• WORK REQUEST:
Line for line, return the data exactly, omitting all pictures.

##### RECORDS FOR THE EXERCISE #####

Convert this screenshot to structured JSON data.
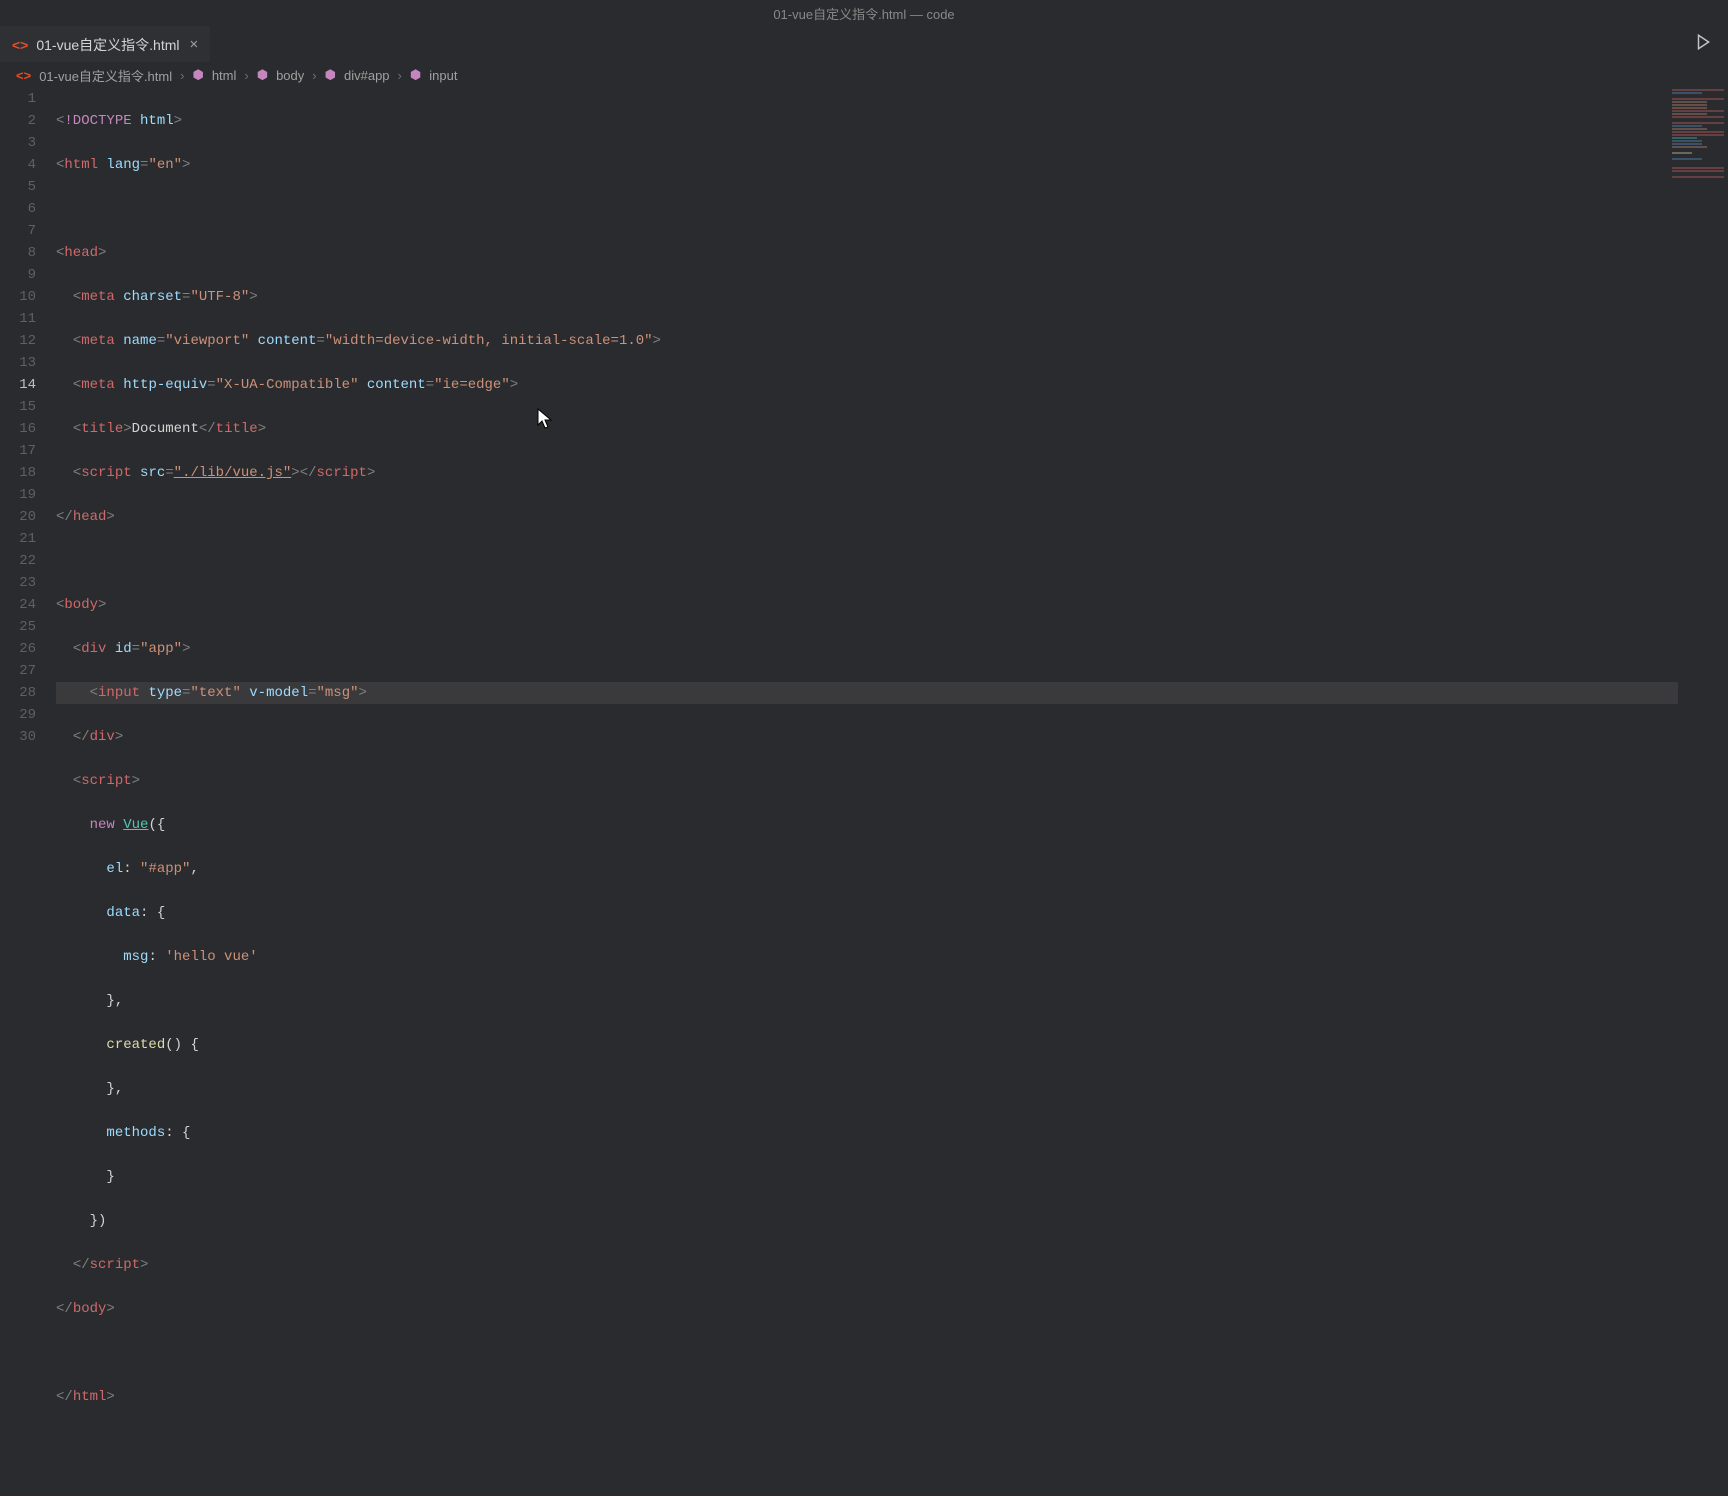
{
  "titleBar": "01-vue自定义指令.html — code",
  "tab": {
    "icon": "<>",
    "filename": "01-vue自定义指令.html",
    "close": "×"
  },
  "breadcrumb": {
    "icon": "<>",
    "file": "01-vue自定义指令.html",
    "sep": "›",
    "p1": "html",
    "p2": "body",
    "p3": "div#app",
    "p4": "input"
  },
  "lines": {
    "l1": "1",
    "l2": "2",
    "l3": "3",
    "l4": "4",
    "l5": "5",
    "l6": "6",
    "l7": "7",
    "l8": "8",
    "l9": "9",
    "l10": "10",
    "l11": "11",
    "l12": "12",
    "l13": "13",
    "l14": "14",
    "l15": "15",
    "l16": "16",
    "l17": "17",
    "l18": "18",
    "l19": "19",
    "l20": "20",
    "l21": "21",
    "l22": "22",
    "l23": "23",
    "l24": "24",
    "l25": "25",
    "l26": "26",
    "l27": "27",
    "l28": "28",
    "l29": "29",
    "l30": "30"
  },
  "code": {
    "doctype_kw": "!DOCTYPE",
    "doctype_arg": " html",
    "html": "html",
    "lang_attr": "lang",
    "lang_val": "\"en\"",
    "head": "head",
    "meta": "meta",
    "charset_attr": "charset",
    "charset_val": "\"UTF-8\"",
    "name_attr": "name",
    "viewport_val": "\"viewport\"",
    "content_attr": "content",
    "content_vp_val": "\"width=device-width, initial-scale=1.0\"",
    "httpequiv_attr": "http-equiv",
    "httpequiv_val": "\"X-UA-Compatible\"",
    "content_ie_val": "\"ie=edge\"",
    "title": "title",
    "title_text": "Document",
    "script": "script",
    "src_attr": "src",
    "src_val": "\"./lib/vue.js\"",
    "body": "body",
    "div": "div",
    "id_attr": "id",
    "id_val": "\"app\"",
    "input": "input",
    "type_attr": "type",
    "type_val": "\"text\"",
    "vmodel_attr": "v-model",
    "vmodel_val": "\"msg\"",
    "new_kw": "new",
    "vue_cls": "Vue",
    "paren_open": "({",
    "el_prop": "el",
    "el_val": "\"#app\"",
    "data_prop": "data",
    "brace_open": "{",
    "msg_prop": "msg",
    "msg_val": "'hello vue'",
    "brace_close_comma": "},",
    "created_fn": "created",
    "created_sig": "() {",
    "methods_prop": "methods",
    "methods_sig": ": {",
    "brace_close": "}",
    "paren_close": "})"
  }
}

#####

• WRITTEN SOLUTION:
Convert this screenshot to structured JSON data.
{
  "titleBar": "01-vue自定义指令.html — code",
  "tab": {
    "icon": "<>",
    "filename": "01-vue自定义指令.html",
    "close": "×"
  },
  "breadcrumb": {
    "icon": "<>",
    "file": "01-vue自定义指令.html",
    "sep": "›",
    "p1": "html",
    "p2": "body",
    "p3": "div#app",
    "p4": "input"
  },
  "lines": {
    "l1": "1",
    "l2": "2",
    "l3": "3",
    "l4": "4",
    "l5": "5",
    "l6": "6",
    "l7": "7",
    "l8": "8",
    "l9": "9",
    "l10": "10",
    "l11": "11",
    "l12": "12",
    "l13": "13",
    "l14": "14",
    "l15": "15",
    "l16": "16",
    "l17": "17",
    "l18": "18",
    "l19": "19",
    "l20": "20",
    "l21": "21",
    "l22": "22",
    "l23": "23",
    "l24": "24",
    "l25": "25",
    "l26": "26",
    "l27": "27",
    "l28": "28",
    "l29": "29",
    "l30": "30"
  },
  "code": {
    "doctype_kw": "!DOCTYPE",
    "doctype_arg": " html",
    "html": "html",
    "lang_attr": "lang",
    "lang_val": "\"en\"",
    "head": "head",
    "meta": "meta",
    "charset_attr": "charset",
    "charset_val": "\"UTF-8\"",
    "name_attr": "name",
    "viewport_val": "\"viewport\"",
    "content_attr": "content",
    "content_vp_val": "\"width=device-width, initial-scale=1.0\"",
    "httpequiv_attr": "http-equiv",
    "httpequiv_val": "\"X-UA-Compatible\"",
    "content_ie_val": "\"ie=edge\"",
    "title": "title",
    "title_text": "Document",
    "script": "script",
    "src_attr": "src",
    "src_val": "\"./lib/vue.js\"",
    "body": "body",
    "div": "div",
    "id_attr": "id",
    "id_val": "\"app\"",
    "input": "input",
    "type_attr": "type",
    "type_val": "\"text\"",
    "vmodel_attr": "v-model",
    "vmodel_val": "\"msg\"",
    "new_kw": "new",
    "vue_cls": "Vue",
    "paren_open": "({",
    "el_prop": "el",
    "el_val": "\"#app\"",
    "data_prop": "data",
    "brace_open": "{",
    "msg_prop": "msg",
    "msg_val": "'hello vue'",
    "brace_close_comma": "},",
    "created_fn": "created",
    "created_sig": "() {",
    "methods_prop": "methods",
    "methods_sig": ": {",
    "brace_close": "}",
    "paren_close": "})"
  }
}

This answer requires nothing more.